If one compares growth of national quintiles from 2013 to 2014 (see Table 1) it transpires that on an EU average incomes increased more quickly the higher they already were. The incomes of the poorest quintile (Q1) grew by only 0.2 per cent, that of the second poorest (Q2) by 1.6 per cent, that of Q3 by 2.1 per cent, that of Q4 by 2.5 per cent and that of the richest quintile (Q5) by 3.5 per cent (see Table 1, last row). Thus the richest benefitted most from what was overall rather weak growth.
Table 1: Income growth (in euros) by quintile between 2013 and 2014 (%)
|Poorer countries (unweighted average)||0.0||1.4||2.2||2.7||4.3|
|EU (unweighted average)||0.2||1.6||2.1||2.5||3.5|
Source: Eurostat and authors’ calculations.

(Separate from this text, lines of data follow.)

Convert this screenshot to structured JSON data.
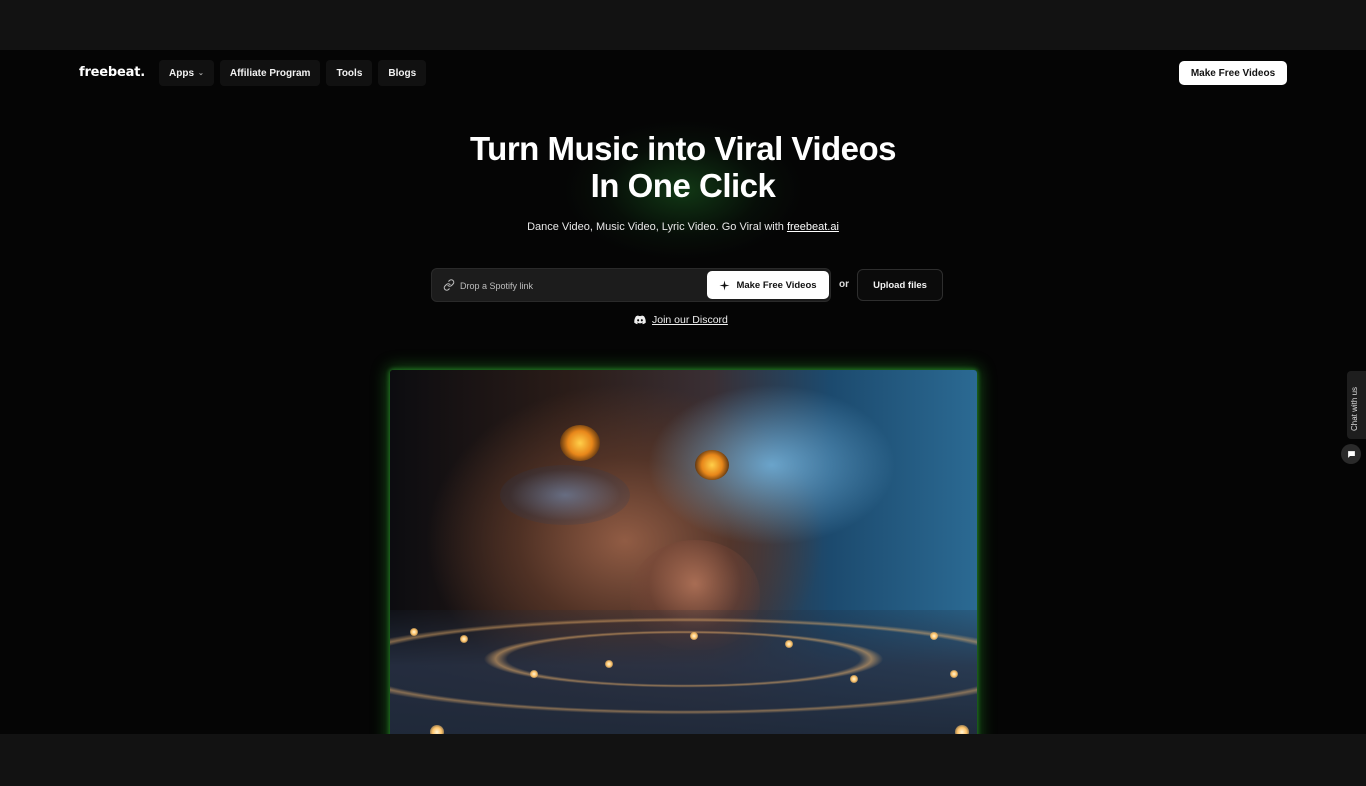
{
  "nav": {
    "logo": "freebeat.",
    "items": [
      {
        "label": "Apps",
        "dropdown": true
      },
      {
        "label": "Affiliate Program"
      },
      {
        "label": "Tools"
      },
      {
        "label": "Blogs"
      }
    ],
    "cta": "Make Free Videos"
  },
  "hero": {
    "headline_line1": "Turn Music into Viral Videos",
    "headline_line2": "In One Click",
    "subline_prefix": "Dance Video, Music Video, Lyric Video. Go Viral with ",
    "subline_link": "freebeat.ai"
  },
  "form": {
    "placeholder": "Drop a Spotify link",
    "make_button": "Make Free Videos",
    "or": "or",
    "upload_button": "Upload files"
  },
  "discord": {
    "label": "Join our Discord"
  },
  "chat": {
    "label": "Chat with us"
  },
  "colors": {
    "background": "#050505",
    "accent_glow": "#2fa83a",
    "button_bg": "#ffffff"
  },
  "icons": [
    "link-icon",
    "sparkle-icon",
    "discord-icon",
    "chat-icon",
    "chevron-down-icon"
  ]
}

This unequal distribution of growth is even more marked in the poorer member states. There, average growth rates rose from zero for the poorest households (Q1) to 4.3 per cent for the richest households (Q5) (see Table 1, penultimate row). Individual national developments should be highlighted: in Germany incomes fell in the lowest quintile by almost 10 per cent, while in all other quintiles they rose. In countries with generally falling incomes (Spain, Greece, Portugal and Cyprus, but also the Czech Republic), as a rule (Greece being the exception) the incomes of the poorest fell most. By contrast, in Austria, Denmark and Malta the poorest quintile did surprisingly well.
This is a shorter version of a paper commissioned and published by the Friedrich Ebert Foundation.